The Last Man is rather dark, and a big trigger warning is needed for the theme of the plague, which I found especially heavy given the current context. It does have emotional poignancy though, particularly given the tragic time of her life in which Shelley was writing this book – she had just lost several friends and family members, including her husband, in quick succession.
The fact that said plague isn’t even mentioned until over a third of the way through gives you a sense of the novel’s slow pace. While this book could certainly have been shorter, and it’s clear what’s going to happen from early on, Shelley just about manages to maintain the tension as she’s the queen of very dramatic scenes!
An audiobook version may have helped me enjoy The Last Man more, so I would recommend this reading format to carry you through the lulls in the action. There’s even a freebie on LibriVox!
Diversity and Representation
The level of misogyny in this book is disappointing even for a nineteenth-century novel. Especially since it was written by the daughter of Mary Wollstonecraft, one of the most influential early feminists!
Wollstonecraft championed women’s education, but in The Last Man women take a back seat and are valued for typically feminine characteristics such as patient endurance and maternal affection.
- Nature and mankind
- Savagery vs civilisation
- Gender and sexuality

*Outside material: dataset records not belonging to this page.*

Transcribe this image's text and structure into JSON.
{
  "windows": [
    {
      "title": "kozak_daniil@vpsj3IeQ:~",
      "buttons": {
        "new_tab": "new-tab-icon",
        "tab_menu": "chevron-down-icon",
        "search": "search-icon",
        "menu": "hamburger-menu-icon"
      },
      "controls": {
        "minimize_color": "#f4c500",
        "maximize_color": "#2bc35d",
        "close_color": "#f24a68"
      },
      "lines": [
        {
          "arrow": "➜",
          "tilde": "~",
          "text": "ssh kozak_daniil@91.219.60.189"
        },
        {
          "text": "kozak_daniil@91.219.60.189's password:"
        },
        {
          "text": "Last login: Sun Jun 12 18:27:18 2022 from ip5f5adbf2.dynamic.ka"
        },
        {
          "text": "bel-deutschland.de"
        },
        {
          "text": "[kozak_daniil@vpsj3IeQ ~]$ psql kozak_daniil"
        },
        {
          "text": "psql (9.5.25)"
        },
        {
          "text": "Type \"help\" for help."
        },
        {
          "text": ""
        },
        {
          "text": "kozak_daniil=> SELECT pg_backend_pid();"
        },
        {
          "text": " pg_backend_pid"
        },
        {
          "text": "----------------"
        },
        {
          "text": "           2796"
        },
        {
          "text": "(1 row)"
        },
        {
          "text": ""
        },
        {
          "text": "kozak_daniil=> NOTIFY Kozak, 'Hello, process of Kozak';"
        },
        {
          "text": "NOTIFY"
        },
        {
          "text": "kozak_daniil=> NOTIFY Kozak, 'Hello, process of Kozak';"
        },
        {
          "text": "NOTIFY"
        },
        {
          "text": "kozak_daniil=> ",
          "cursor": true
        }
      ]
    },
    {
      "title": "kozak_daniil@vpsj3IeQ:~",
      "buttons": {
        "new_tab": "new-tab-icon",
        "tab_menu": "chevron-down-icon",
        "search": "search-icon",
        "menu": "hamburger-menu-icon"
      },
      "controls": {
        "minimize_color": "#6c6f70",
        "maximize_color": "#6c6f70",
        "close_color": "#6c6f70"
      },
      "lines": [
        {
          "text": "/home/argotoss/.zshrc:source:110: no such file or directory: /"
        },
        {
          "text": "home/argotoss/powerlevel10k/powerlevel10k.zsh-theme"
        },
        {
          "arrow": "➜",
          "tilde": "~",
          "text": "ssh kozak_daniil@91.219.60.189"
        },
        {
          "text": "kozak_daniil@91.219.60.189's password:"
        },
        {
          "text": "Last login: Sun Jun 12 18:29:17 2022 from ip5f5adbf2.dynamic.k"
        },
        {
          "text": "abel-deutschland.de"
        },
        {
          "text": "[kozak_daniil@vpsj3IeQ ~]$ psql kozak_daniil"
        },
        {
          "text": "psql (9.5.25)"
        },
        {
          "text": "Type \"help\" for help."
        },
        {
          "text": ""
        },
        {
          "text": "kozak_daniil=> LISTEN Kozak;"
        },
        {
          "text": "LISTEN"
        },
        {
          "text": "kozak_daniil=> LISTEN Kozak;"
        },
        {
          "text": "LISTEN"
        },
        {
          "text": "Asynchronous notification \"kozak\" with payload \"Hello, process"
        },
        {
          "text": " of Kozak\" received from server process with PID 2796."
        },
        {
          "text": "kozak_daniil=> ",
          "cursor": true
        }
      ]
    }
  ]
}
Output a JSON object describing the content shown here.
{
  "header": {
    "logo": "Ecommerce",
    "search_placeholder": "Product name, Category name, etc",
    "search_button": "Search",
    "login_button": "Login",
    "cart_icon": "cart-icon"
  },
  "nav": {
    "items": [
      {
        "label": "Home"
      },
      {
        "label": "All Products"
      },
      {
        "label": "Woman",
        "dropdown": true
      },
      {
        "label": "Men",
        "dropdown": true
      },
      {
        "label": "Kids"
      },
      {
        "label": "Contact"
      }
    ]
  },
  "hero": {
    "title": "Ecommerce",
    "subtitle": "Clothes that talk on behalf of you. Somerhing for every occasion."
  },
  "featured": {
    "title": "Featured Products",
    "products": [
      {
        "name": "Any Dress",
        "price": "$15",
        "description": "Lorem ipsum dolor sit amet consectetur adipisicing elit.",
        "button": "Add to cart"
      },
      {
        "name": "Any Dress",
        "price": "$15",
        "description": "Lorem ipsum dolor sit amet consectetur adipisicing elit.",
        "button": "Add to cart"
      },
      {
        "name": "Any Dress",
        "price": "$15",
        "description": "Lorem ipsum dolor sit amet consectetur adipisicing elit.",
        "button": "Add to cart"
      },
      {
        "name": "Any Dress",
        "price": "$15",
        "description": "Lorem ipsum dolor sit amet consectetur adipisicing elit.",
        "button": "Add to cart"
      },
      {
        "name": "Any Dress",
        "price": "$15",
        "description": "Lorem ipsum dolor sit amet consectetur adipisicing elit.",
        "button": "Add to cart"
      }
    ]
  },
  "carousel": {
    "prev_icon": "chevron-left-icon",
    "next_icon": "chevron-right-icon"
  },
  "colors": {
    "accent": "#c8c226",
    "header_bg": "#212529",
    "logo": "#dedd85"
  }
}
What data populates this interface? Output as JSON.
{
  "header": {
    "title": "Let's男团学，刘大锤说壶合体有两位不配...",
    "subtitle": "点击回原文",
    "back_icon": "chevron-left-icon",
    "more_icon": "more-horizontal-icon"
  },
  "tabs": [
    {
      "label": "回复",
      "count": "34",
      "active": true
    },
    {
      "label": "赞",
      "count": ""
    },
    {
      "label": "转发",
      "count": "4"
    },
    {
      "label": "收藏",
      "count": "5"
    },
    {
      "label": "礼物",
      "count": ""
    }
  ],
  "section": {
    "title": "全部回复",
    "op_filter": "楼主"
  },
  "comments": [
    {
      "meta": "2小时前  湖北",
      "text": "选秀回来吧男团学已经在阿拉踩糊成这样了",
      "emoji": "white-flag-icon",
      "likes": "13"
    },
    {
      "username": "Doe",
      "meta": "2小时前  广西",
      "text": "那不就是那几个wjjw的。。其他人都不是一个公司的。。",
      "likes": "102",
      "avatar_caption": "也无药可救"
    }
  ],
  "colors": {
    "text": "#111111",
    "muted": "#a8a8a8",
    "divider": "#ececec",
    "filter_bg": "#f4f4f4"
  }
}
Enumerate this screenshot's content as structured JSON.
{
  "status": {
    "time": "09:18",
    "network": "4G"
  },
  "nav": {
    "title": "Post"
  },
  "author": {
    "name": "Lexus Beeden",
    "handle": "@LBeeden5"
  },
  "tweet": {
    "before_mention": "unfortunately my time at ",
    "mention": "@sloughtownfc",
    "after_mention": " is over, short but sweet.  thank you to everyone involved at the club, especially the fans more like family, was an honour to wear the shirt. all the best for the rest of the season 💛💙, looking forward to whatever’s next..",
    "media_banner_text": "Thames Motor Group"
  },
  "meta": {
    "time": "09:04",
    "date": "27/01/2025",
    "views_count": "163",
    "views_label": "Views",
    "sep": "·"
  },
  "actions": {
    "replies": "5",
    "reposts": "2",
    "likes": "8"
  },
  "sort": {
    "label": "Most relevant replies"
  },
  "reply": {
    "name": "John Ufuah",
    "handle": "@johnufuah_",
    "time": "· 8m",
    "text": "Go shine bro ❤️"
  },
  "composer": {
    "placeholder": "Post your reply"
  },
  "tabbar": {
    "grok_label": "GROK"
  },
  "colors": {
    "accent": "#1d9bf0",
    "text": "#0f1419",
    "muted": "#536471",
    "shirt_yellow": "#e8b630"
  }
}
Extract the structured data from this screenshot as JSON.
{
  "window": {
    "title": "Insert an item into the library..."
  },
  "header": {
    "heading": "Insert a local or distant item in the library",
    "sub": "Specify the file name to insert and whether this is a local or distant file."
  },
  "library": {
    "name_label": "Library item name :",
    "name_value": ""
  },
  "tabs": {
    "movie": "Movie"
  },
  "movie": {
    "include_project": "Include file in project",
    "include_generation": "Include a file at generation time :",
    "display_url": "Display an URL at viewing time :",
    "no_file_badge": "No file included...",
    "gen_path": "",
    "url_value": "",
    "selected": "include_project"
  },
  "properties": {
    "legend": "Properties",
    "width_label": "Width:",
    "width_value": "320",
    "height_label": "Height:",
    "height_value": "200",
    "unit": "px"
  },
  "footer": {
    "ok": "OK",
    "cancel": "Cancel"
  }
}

- Fate vs free will
Beyond the Book
In The Last Man characters remain excessively confident in the ability of the human mind to subdue nature and the disasters she sends their way, be it a plague or an unnaturally ferocious storm.
It made me think that we take a similar view today with global warming, arrogantly trusting in our technological advancements to see us through. Turns out there’s an actual word for this mindset: cornucopianism.
- What did you think of Shelley’s representation of the female characters in The Last Man?
- Have you read much dystopian fiction? How does The Last Man compare to other books you’ve read in this genre, including more modern ones?
- Could you identify with any of the characters in the novel, or did you find that they were all moral ‘types’?
“Men love a prop so well, that they will lean on a pointed poisoned spear”
Read if: You feel intrigued by a bleakly imaginative dystopian classic.
Buy Now on Better World Books:
Take a look at my review of Frankenstein, another novel by Mary Shelley!
Have you read The Last Man? What’s your favourite dystopian novel? Let me know in the comments – I would love to hear from you!